Thursday, September 3, 2015

Firewalker (1986)

Bad-ass idiot Max Donigan (Chuck Norris) and his also pretty stupid but not quite as bad-ass buddy Leo Porter (Louis Gossett Jr.), trot the globe as graverobbers (not that the film would ever use the term) and adventurers, the kind of guys nobody informed that the whole Indiana Jones thing happened decades before (and that guy at least worked for a museum when robbing non-white cultures dry), yet who (sort of) get by being pretty (kind of) decent guys.

Things become really exciting for the two when one Patricia Goodwin (Melody Anderson) hires them to help her find an Aztec/Mayan/Spanish treasure she isn’t outright telling them she’s seen in a vision. Of course, they aren’t the only ones looking – evil shaman El Coyote (Sonny Landham) has put his single eye on the treasure too, so our heroes will have to fight low level magic, random Native Americans, Central American military and their own stupidity on a globe trotting adventure before they just might end up at the treasure of their dreams. On the way, John Rhys-Davies pops in for a few scenes, there’s the obligatory romance between Norris and Anderson, and many a corny joke is made.
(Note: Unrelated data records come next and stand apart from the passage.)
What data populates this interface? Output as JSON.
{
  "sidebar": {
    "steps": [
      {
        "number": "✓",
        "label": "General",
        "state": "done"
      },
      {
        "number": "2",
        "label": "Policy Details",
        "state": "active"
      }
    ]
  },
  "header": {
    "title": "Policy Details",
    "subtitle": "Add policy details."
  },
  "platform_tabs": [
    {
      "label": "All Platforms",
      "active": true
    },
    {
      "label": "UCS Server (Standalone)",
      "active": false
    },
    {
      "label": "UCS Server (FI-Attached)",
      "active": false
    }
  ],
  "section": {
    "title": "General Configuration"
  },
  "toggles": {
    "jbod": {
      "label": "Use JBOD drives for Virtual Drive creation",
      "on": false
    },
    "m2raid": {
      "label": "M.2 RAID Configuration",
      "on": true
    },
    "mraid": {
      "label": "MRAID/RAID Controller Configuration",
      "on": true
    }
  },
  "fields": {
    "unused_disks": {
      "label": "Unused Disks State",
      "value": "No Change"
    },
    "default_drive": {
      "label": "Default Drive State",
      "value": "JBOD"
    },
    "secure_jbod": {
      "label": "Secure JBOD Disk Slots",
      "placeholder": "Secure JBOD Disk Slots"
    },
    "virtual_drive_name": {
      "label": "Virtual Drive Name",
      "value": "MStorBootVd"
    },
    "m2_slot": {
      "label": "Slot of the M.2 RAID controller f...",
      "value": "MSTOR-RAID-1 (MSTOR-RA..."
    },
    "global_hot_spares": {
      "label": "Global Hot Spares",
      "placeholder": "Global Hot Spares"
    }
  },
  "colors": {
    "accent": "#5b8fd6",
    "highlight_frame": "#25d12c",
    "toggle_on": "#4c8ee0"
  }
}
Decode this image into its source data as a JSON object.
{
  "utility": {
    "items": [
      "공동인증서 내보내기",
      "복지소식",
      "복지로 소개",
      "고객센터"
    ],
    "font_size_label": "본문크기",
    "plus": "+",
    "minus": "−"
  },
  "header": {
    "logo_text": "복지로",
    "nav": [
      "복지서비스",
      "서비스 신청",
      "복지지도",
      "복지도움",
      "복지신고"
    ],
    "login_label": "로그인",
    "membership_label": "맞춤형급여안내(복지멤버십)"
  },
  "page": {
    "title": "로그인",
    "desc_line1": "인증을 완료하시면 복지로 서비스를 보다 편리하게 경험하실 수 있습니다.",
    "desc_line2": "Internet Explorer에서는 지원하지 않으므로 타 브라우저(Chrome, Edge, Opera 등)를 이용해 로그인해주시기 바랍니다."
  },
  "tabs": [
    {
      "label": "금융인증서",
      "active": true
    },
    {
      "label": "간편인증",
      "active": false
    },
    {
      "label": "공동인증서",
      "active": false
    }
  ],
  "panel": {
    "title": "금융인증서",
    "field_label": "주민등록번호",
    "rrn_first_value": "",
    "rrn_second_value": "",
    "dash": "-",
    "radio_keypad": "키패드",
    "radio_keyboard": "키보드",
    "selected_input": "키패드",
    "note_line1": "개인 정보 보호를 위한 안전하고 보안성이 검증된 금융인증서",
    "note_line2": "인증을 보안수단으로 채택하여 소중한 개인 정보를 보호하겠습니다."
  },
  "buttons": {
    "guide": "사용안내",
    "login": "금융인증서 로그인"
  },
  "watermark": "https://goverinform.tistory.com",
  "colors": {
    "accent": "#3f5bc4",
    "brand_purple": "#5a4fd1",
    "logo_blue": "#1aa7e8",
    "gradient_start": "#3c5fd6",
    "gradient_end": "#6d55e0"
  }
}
One of the traditional rules of my people is “Beware of Chuck Norris trying to be funny”, and I have found that in general, it makes one’s life happier and longer to keep to it. Yet there are exceptions to every rule, and I’d actually call J. Lee Thompson’s mid-80s adventure comedy (of course produced for Cannon) one.

Now, this is not a film that subverts its genre via humour all that deeply - in fact, its treatment of everyone non-white – well, actually everyone non-Norris is as problematic as anything you’ll find in the 80s adventure movie trend though certainly presented without any actual rancour – yet it still manages to come over as so friendly in its ways, and so clearly working for the entertainment of its audience without having a single original (or good idea) it’s difficult for me to avoid simply liking it.

It does help its case that the film’s jokes may not be clever but still had me snorting a bit from time to time, the characters aren’t deep but also not without interest, and the plot merrily jumps from one cheap yet nice old-fashioned adventure set-piece to the next without shame and without ever threatening to become boring. Veteran director J. Lee Thompson doesn’t generally doesn’t get much auteur credit, but he was actually involved in quite a few interesting films, and was never less than a really dependable hired hand that could take your silly, vaguely competent script and turn it into a silly, competent, and usually entertaining film. Which is exactly what he does here, with his usual eye for pacing and a certain dry wit that keeps the film’s humour from becoming annoying instead of funny.

But what about Chuck Norris, butt of many of my jokes? Well, in the company of a charming pro like Louis Gossett, and a rather more competent and charming than I had expected actress like Melody Anderson (whose character also turns out to be rather more spunky than I had feared, a real surprise in this conservative environment), he’s actually giving an okay performance and even seems – which really is a first when it comes to me and Norris – somewhat likeable and funny enough for the film’s goals.

So, Firewalker actually turns out to be a really fun adventure comedy, and exceeds all my expectations mightily by being quite enjoyable.

No comments: